3 years ago

Nonverbal Executive Function is Mediated by Language: A Study of Deaf and Hearing Children

Nicola Botting, Tanya Denmark, Anna Jones, Gary Morgan, Joanna Atkinson, Chloe Marshall
Studies have suggested that language and executive function (EF) are strongly associated. Indeed, the two are difficult to separate, and it is particularly difficult to determine whether one skill is more dependent on the other. Deafness provides a unique opportunity to disentangle these skills because in this case, language difficulties have a sensory not cognitive basis. In this study, deaf (n = 108) and hearing (n = 125) children (age 8 years) were assessed on language and a wide range of nonverbal EF tasks. Deaf children performed significantly less well on EF tasks, even controlling for nonverbal intelligence and speed of processing. Language mediated EF skill, but the reverse pattern was not evident. Findings suggest that language is key to EF performance rather than vice versa.

Publisher URL: http://onlinelibrary.wiley.com/resolve/doi

DOI: 10.1111/cdev.12659

You might also like
Discover & Discuss Important Research

Keeping up-to-date with research can feel impossible, with papers being published faster than you'll ever be able to read them. That's where Researcher comes in: we're simplifying discovery and making important discussions happen. With over 19,000 sources, including peer-reviewed journals, preprints, blogs, universities, podcasts and Live events across 10 research areas, you'll never miss what's important to you. It's like social media, but better. Oh, and we should mention - it's free.

  • Download from Google Play
  • Download from App Store
  • Download from AppInChina

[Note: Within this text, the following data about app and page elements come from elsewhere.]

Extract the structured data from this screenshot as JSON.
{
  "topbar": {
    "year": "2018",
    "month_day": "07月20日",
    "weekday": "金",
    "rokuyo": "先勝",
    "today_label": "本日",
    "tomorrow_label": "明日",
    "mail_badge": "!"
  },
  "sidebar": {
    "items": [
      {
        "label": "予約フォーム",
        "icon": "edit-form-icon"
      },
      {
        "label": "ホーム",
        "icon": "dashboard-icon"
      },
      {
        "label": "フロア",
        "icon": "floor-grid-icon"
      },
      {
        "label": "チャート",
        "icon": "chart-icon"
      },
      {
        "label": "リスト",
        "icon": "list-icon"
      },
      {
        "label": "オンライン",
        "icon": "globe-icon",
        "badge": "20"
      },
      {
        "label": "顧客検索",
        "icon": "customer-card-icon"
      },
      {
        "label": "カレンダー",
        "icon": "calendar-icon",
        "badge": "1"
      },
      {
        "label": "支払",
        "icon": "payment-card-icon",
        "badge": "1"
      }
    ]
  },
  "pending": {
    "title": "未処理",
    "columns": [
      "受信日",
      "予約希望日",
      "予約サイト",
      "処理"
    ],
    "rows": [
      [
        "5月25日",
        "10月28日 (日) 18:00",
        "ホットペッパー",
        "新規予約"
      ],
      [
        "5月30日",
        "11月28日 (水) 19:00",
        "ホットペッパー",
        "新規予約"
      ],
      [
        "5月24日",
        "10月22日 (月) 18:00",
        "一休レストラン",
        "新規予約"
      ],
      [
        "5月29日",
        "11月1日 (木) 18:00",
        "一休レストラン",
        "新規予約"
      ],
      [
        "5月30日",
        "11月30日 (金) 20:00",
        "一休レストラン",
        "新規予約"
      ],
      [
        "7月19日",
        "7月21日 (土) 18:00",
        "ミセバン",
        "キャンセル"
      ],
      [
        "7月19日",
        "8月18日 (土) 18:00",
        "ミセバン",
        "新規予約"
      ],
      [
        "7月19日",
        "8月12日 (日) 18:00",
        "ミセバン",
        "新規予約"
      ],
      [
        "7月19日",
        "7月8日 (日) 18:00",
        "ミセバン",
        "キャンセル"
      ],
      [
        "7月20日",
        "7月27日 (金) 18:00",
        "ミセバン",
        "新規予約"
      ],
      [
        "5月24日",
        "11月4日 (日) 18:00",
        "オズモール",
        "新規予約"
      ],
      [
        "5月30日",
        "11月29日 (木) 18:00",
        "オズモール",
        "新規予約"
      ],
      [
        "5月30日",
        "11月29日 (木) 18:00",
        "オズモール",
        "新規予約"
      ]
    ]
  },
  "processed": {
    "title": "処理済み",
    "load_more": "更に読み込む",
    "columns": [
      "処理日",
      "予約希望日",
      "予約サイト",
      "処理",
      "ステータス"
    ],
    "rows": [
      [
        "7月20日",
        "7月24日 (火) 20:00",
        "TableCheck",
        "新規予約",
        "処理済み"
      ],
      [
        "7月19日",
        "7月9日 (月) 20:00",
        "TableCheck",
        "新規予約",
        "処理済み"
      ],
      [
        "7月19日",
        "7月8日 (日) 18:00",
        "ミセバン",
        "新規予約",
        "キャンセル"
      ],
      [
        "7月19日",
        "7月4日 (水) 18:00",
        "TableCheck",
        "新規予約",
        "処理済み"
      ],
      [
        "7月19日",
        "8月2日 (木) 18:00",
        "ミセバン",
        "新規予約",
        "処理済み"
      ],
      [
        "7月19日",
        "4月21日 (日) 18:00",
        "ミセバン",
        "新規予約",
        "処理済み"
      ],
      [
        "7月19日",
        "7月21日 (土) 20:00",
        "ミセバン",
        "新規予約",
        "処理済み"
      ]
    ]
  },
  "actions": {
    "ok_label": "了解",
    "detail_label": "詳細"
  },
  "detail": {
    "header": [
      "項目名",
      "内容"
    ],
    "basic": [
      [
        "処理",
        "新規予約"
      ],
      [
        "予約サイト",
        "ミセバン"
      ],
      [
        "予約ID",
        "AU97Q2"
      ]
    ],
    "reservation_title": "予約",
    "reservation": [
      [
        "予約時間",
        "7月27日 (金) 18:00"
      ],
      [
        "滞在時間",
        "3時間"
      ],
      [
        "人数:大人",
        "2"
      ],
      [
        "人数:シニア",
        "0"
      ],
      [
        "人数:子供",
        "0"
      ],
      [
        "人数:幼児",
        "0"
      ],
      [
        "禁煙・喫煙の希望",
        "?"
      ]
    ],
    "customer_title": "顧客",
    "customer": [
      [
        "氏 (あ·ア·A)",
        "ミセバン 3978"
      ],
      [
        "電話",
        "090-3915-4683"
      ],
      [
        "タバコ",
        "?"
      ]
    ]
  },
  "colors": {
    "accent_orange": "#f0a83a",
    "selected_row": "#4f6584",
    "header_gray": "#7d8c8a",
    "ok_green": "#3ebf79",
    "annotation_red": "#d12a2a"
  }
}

Researcher displays publicly available abstracts and doesn’t host any full article content. If the content is open access, we will direct clicks from the abstracts to the publisher website and display the PDF copy on our platform. Clicks to view the full text will be directed to the publisher website, where only users with subscriptions or access through their institution are able to view the full article.